## What to work on
All of the entries need to be copied character for character.

[Stored data]
+--
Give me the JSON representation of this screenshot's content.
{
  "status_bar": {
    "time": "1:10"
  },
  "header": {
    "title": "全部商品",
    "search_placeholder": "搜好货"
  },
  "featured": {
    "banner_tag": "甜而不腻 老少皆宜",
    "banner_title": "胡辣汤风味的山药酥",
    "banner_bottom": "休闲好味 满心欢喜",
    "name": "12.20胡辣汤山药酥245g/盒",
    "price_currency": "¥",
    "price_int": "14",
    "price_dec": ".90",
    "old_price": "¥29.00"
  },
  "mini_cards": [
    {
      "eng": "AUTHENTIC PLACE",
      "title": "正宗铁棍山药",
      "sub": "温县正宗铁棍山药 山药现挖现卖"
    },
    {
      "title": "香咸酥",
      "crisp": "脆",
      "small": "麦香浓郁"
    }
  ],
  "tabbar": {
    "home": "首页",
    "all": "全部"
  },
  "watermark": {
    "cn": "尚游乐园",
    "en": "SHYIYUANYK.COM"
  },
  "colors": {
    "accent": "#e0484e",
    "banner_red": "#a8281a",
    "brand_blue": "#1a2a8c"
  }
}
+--
## Response
Give me the JSON representation of this screenshot's content.
{
  "status_bar": {
    "time": "1:10"
  },
  "header": {
    "title": "全部商品",
    "search_placeholder": "搜好货"
  },
  "featured": {
    "banner_tag": "甜而不腻 老少皆宜",
    "banner_title": "胡辣汤风味的山药酥",
    "banner_bottom": "休闲好味 满心欢喜",
    "name": "12.20胡辣汤山药酥245g/盒",
    "price_currency": "¥",
    "price_int": "14",
    "price_dec": ".90",
    "old_price": "¥29.00"
  },
  "mini_cards": [
    {
      "eng": "AUTHENTIC PLACE",
      "title": "正宗铁棍山药",
      "sub": "温县正宗铁棍山药 山药现挖现卖"
    },
    {
      "title": "香咸酥",
      "crisp": "脆",
      "small": "麦香浓郁"
    }
  ],
  "tabbar": {
    "home": "首页",
    "all": "全部"
  },
  "watermark": {
    "cn": "尚游乐园",
    "en": "SHYIYUANYK.COM"
  },
  "colors": {
    "accent": "#e0484e",
    "banner_red": "#a8281a",
    "brand_blue": "#1a2a8c"
  }
}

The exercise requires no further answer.